In corporate news, Graphics chip maker Nvidia Corp. (NASDAQ:NVDA) reported a sharp drop in fiscal first-quarter profit and sales, but it forecasted second-quarter revenue ahead of analyst estimates. Shares of the company rallied.
High-end retailer Nordstrom (NYSE:JWN) said Thursday late afternoon that first quarter earnings rose 2.8 percent, missing expectations, as free shipping initiatives ate into margins.
For the period that ended April 28, Nordstrom reported net income of $149 million, or 70 cents per diluted share, in comparison to last year’s earnings of $145 million, or 65 cents per diluted share.
The latest results are five cents below the projected earnings polled by Thomson Reuters.
In Europe, Greek politicians are still attempting to form a coalition government, throwing its European bailout into uncertainty.
Spain, meanwhile, announced Friday plans for banks to set aside another 30 billion euros in reserves to offset potential real estate loan losses, with the government to hire independent auditors to review Spanish banking assets. The reforms come just days after the country part-nationalized one of its largest banks.

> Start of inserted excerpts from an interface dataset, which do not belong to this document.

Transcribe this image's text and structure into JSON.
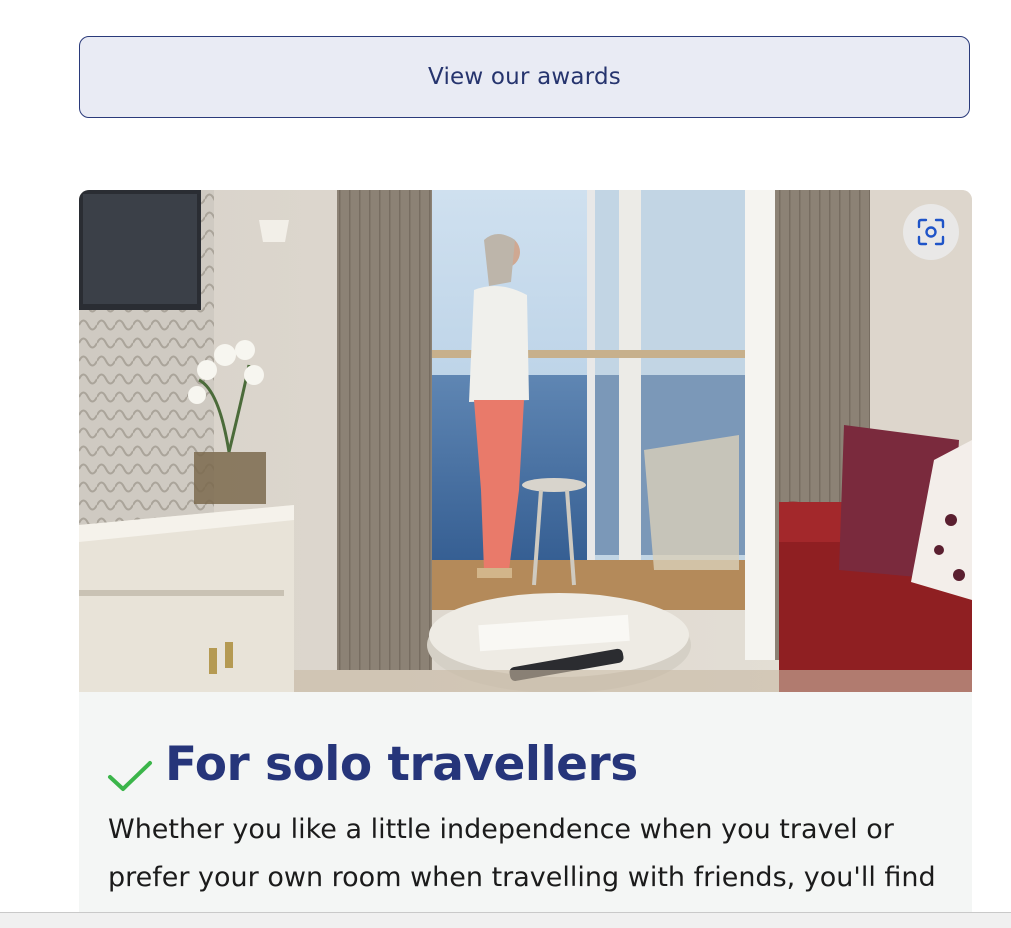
{
  "awards_button": {
    "label": "View our awards"
  },
  "feature_card": {
    "image_alt": "Woman looking out at the sea from a cruise cabin balcony",
    "lens_icon": "visual-search-icon",
    "check_icon": "checkmark-icon",
    "title": "For solo travellers",
    "body": "Whether you like a little independence when you travel or prefer your own room when travelling with friends, you'll find a welcoming cabin with no single supplement. Y"
  },
  "colors": {
    "brand_navy": "#26357a",
    "check_green": "#3bb54a",
    "button_bg": "#e9ebf4",
    "card_bg": "#f4f6f5"
  }
}
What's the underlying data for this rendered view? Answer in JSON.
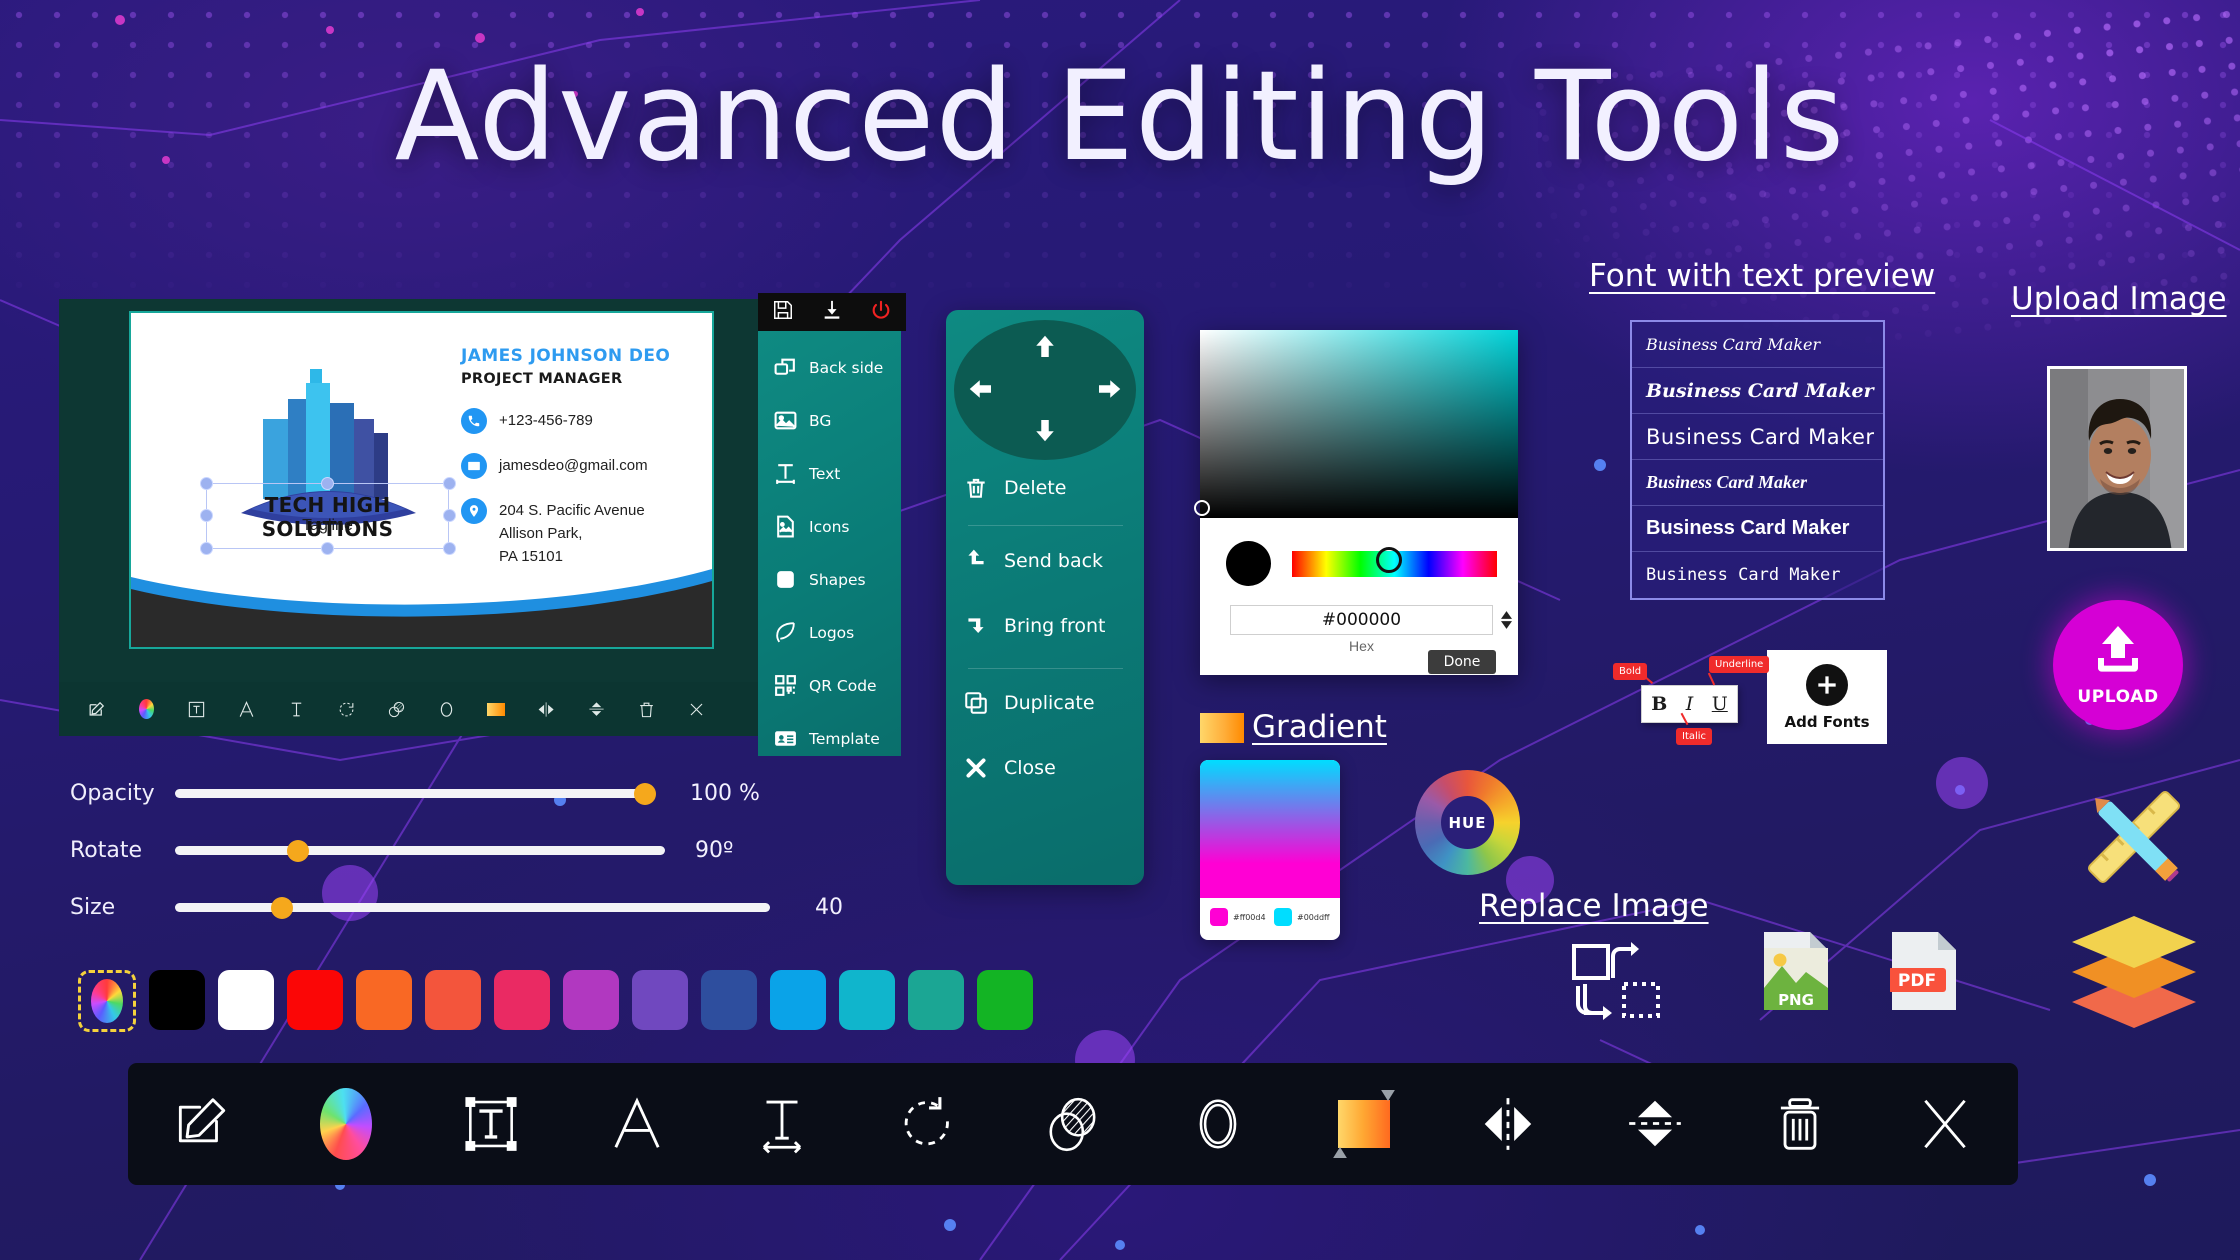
{
  "page": {
    "title": "Advanced Editing Tools"
  },
  "card": {
    "brand_name": "TECH HIGH SOLUTIONS",
    "tagline": "Tagline",
    "person_name": "JAMES JOHNSON DEO",
    "person_role": "PROJECT MANAGER",
    "phone": "+123-456-789",
    "email": "jamesdeo@gmail.com",
    "address_line1": "204 S. Pacific Avenue",
    "address_line2": "Allison Park,",
    "address_line3": "PA 15101"
  },
  "mini_toolbar": {
    "items": [
      {
        "icon": "edit-pencil-icon"
      },
      {
        "icon": "color-wheel-icon"
      },
      {
        "icon": "text-box-icon"
      },
      {
        "icon": "font-a-icon"
      },
      {
        "icon": "text-height-icon"
      },
      {
        "icon": "rotate-icon"
      },
      {
        "icon": "opacity-icon"
      },
      {
        "icon": "shape-circle-icon"
      },
      {
        "icon": "gradient-icon"
      },
      {
        "icon": "flip-horizontal-icon"
      },
      {
        "icon": "flip-vertical-icon"
      },
      {
        "icon": "trash-icon"
      },
      {
        "icon": "close-x-icon"
      }
    ]
  },
  "side_header": {
    "items": [
      {
        "label": "Save",
        "icon": "save-floppy-icon"
      },
      {
        "label": "Download",
        "icon": "download-icon"
      },
      {
        "label": "Power",
        "icon": "power-icon"
      }
    ]
  },
  "side_menu": {
    "items": [
      {
        "label": "Back side",
        "icon": "back-side-icon"
      },
      {
        "label": "BG",
        "icon": "image-bg-icon"
      },
      {
        "label": "Text",
        "icon": "text-tool-icon"
      },
      {
        "label": "Icons",
        "icon": "icons-file-icon"
      },
      {
        "label": "Shapes",
        "icon": "shapes-square-icon"
      },
      {
        "label": "Logos",
        "icon": "leaf-logo-icon"
      },
      {
        "label": "QR Code",
        "icon": "qr-code-icon"
      },
      {
        "label": "Template",
        "icon": "template-card-icon"
      }
    ]
  },
  "transform_panel": {
    "dpad": {
      "up": "move-up-arrow-icon",
      "down": "move-down-arrow-icon",
      "left": "move-left-arrow-icon",
      "right": "move-right-arrow-icon"
    },
    "items": [
      {
        "label": "Delete",
        "icon": "trash-icon"
      },
      {
        "label": "Send back",
        "icon": "send-back-icon"
      },
      {
        "label": "Bring front",
        "icon": "bring-front-icon"
      },
      {
        "label": "Duplicate",
        "icon": "duplicate-icon"
      },
      {
        "label": "Close",
        "icon": "close-x-icon"
      }
    ]
  },
  "color_picker": {
    "hex_value": "#000000",
    "hex_label": "Hex",
    "done_label": "Done",
    "swatch_color": "#000000"
  },
  "labels": {
    "font_preview": "Font with text preview",
    "upload_image": "Upload Image",
    "gradient": "Gradient",
    "replace_image": "Replace Image"
  },
  "gradient": {
    "color_1": "#ff00d4",
    "color_2": "#00ddff",
    "chip_1_label": "#ff00d4",
    "chip_2_label": "#00ddff"
  },
  "hue_wheel": {
    "label": "HUE"
  },
  "font_list": {
    "items": [
      {
        "label": "Business Card Maker"
      },
      {
        "label": "Business Card Maker"
      },
      {
        "label": "Business Card Maker"
      },
      {
        "label": "Business Card Maker"
      },
      {
        "label": "Business Card Maker"
      },
      {
        "label": "Business Card Maker"
      }
    ]
  },
  "text_style": {
    "bold_letter": "B",
    "italic_letter": "I",
    "underline_letter": "U",
    "bold_tag": "Bold",
    "italic_tag": "Italic",
    "underline_tag": "Underline"
  },
  "add_fonts": {
    "label": "Add Fonts",
    "icon": "plus-circle-icon"
  },
  "upload": {
    "label": "UPLOAD",
    "icon": "upload-arrow-icon"
  },
  "file_icons": {
    "png_label": "PNG",
    "pdf_label": "PDF"
  },
  "sliders": [
    {
      "label": "Opacity",
      "value_text": "100 %",
      "percent": 100
    },
    {
      "label": "Rotate",
      "value_text": "90º",
      "percent": 25
    },
    {
      "label": "Size",
      "value_text": "40",
      "percent": 18
    }
  ],
  "swatches": [
    {
      "name": "custom-color-picker",
      "color": "rainbow"
    },
    {
      "name": "black",
      "color": "#000000"
    },
    {
      "name": "white",
      "color": "#ffffff"
    },
    {
      "name": "red",
      "color": "#fb0606"
    },
    {
      "name": "orange",
      "color": "#f96824"
    },
    {
      "name": "tomato",
      "color": "#f3553c"
    },
    {
      "name": "pink",
      "color": "#ea2a63"
    },
    {
      "name": "magenta",
      "color": "#b138c0"
    },
    {
      "name": "purple",
      "color": "#7048bf"
    },
    {
      "name": "indigo",
      "color": "#2e4e9e"
    },
    {
      "name": "blue",
      "color": "#0aa3e8"
    },
    {
      "name": "cyan",
      "color": "#10b5cc"
    },
    {
      "name": "teal",
      "color": "#1ba694"
    },
    {
      "name": "green",
      "color": "#13b424"
    }
  ],
  "bottom_toolbar": {
    "items": [
      {
        "name": "edit-pencil-icon"
      },
      {
        "name": "color-wheel-icon"
      },
      {
        "name": "text-box-icon"
      },
      {
        "name": "font-a-icon"
      },
      {
        "name": "text-height-icon"
      },
      {
        "name": "rotate-icon"
      },
      {
        "name": "opacity-icon"
      },
      {
        "name": "shape-circle-icon"
      },
      {
        "name": "gradient-icon"
      },
      {
        "name": "flip-horizontal-icon"
      },
      {
        "name": "flip-vertical-icon"
      },
      {
        "name": "trash-icon"
      },
      {
        "name": "close-x-icon"
      }
    ]
  },
  "colors": {
    "teal_panel": "#0d8a82",
    "editor_bg": "#0d3733",
    "accent_orange": "#f5a81c",
    "magenta": "#d500d5",
    "card_name_blue": "#2e9bf0"
  }
}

European markets finished mixed as of the most recent closing prices. The DAX in Germany gained 0.95% and the FTSE 100 in Britain rose 0.65%. The CAC 40 in France lost 0.01%.